Make butter

Make butter

Tasty kitchen chemistry

The chemistry of butter...

Take a tub of cream...and get two very different foods!

What you need:

  • 300 ml double cream
  • Electric whisk
  • Mixing bowl
  • Clean jar with a lid (jam jars work well)
  • Clean marble (optional)

How to:

Ask an adult for help using the electric whisk.

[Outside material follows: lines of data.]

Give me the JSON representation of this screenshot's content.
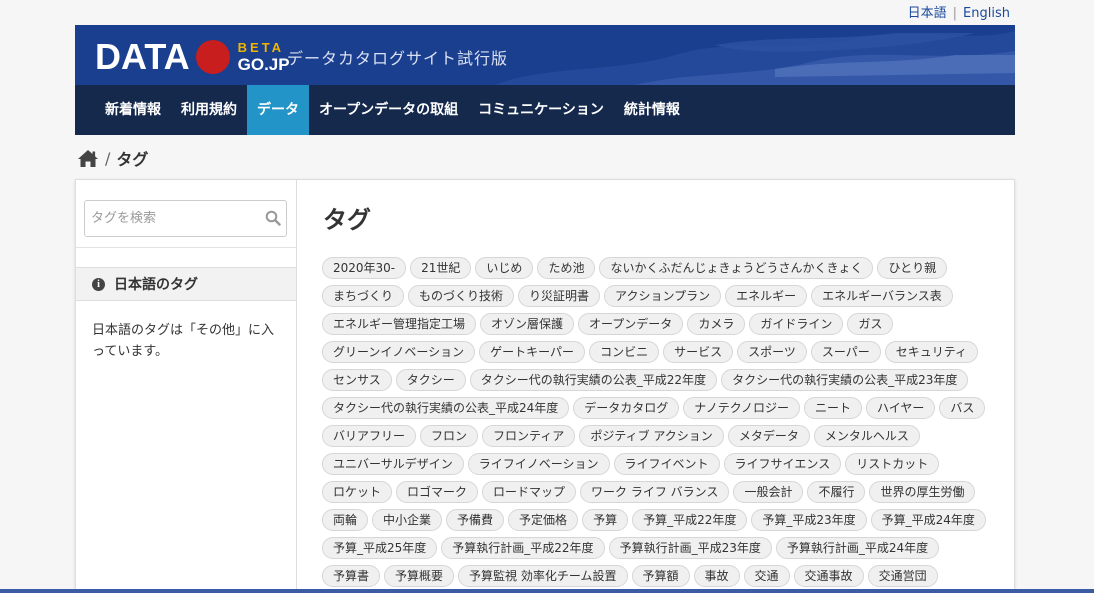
{
  "lang": {
    "ja": "日本語",
    "en": "English"
  },
  "header": {
    "brand_word": "DATA",
    "brand_beta": "BETA",
    "brand_gojp": "GO.JP",
    "tagline": "データカタログサイト試行版",
    "colors": {
      "header_bg": "#1b3f8f",
      "nav_bg": "#15294d",
      "active": "#2294c8",
      "sun": "#c81e1e",
      "beta": "#f0b400"
    }
  },
  "nav": {
    "items": [
      {
        "label": "新着情報"
      },
      {
        "label": "利用規約"
      },
      {
        "label": "データ"
      },
      {
        "label": "オープンデータの取組"
      },
      {
        "label": "コミュニケーション"
      },
      {
        "label": "統計情報"
      }
    ],
    "active_index": 2
  },
  "breadcrumb": {
    "home_icon": "home-icon",
    "separator": "/",
    "current": "タグ"
  },
  "sidebar": {
    "search_placeholder": "タグを検索",
    "section_title": "日本語のタグ",
    "section_text": "日本語のタグは「その他」に入っています。"
  },
  "main": {
    "title": "タグ",
    "tags": [
      "2020年30-",
      "21世紀",
      "いじめ",
      "ため池",
      "ないかくふだんじょきょうどうさんかくきょく",
      "ひとり親",
      "まちづくり",
      "ものづくり技術",
      "り災証明書",
      "アクションプラン",
      "エネルギー",
      "エネルギーバランス表",
      "エネルギー管理指定工場",
      "オゾン層保護",
      "オープンデータ",
      "カメラ",
      "ガイドライン",
      "ガス",
      "グリーンイノベーション",
      "ゲートキーパー",
      "コンビニ",
      "サービス",
      "スポーツ",
      "スーパー",
      "セキュリティ",
      "センサス",
      "タクシー",
      "タクシー代の執行実績の公表_平成22年度",
      "タクシー代の執行実績の公表_平成23年度",
      "タクシー代の執行実績の公表_平成24年度",
      "データカタログ",
      "ナノテクノロジー",
      "ニート",
      "ハイヤー",
      "バス",
      "バリアフリー",
      "フロン",
      "フロンティア",
      "ポジティブ アクション",
      "メタデータ",
      "メンタルヘルス",
      "ユニバーサルデザイン",
      "ライフイノベーション",
      "ライフイベント",
      "ライフサイエンス",
      "リストカット",
      "ロケット",
      "ロゴマーク",
      "ロードマップ",
      "ワーク ライフ バランス",
      "一般会計",
      "不履行",
      "世界の厚生労働",
      "両輪",
      "中小企業",
      "予備費",
      "予定価格",
      "予算",
      "予算_平成22年度",
      "予算_平成23年度",
      "予算_平成24年度",
      "予算_平成25年度",
      "予算執行計画_平成22年度",
      "予算執行計画_平成23年度",
      "予算執行計画_平成24年度",
      "予算書",
      "予算概要",
      "予算監視 効率化チーム設置",
      "予算額",
      "事故",
      "交通",
      "交通事故",
      "交通営団"
    ]
  }
}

  1. Make sure the cream is at room temperature.
  2. Put half the cream in the mixing bowl.
  3. Put the rest of the cream in the jar and put the lid on tightly.
  4. Use the electric whisk to whisk the cream. If you whisk it for long enough it will turn into whipped cream! Try eating it with fruit or cake.
  5. Shake the cream in the jar. You will have to shake it for around ten minutes, so ask an adult to help if your arms get tired! To make it easier, add the marble. It's good to do whilst watching TV or listening to music. If you shake it for long enough, a lump of butter will appear in the jar! You can spread it on bread, just like regular butter. Does it taste different to normal butter?

Compare the whipped cream to the butter. Which is bigger? Do the butter and whipped cream taste different?

What's happening?

When you whisk the cream you add in lots of air. This makes the cream puff up and become bigger.

Cream is a special mixture called a colloid. It is a mixture of fat globules suspended in a liquid.

The fat globules are a bit like water balloons. When you shake the cream, the fat globules crash into each other. They burst like water balloons and the fat clumps together to form a big lump of butter.

The butter might not taste the same as you get from the shop because it doesn't have any additives or preservatives.

The liquid left is called buttermilk. You can use buttermilk for baking. Ask an adult to help you make some buttermilk scones.

Curriculum information

  • Summary


    Curriculum key wordsOther web links
    • 5
    Science Curriculum Links
    National CurriculumCurriculum for excellenceNorthern Ireland Curriculum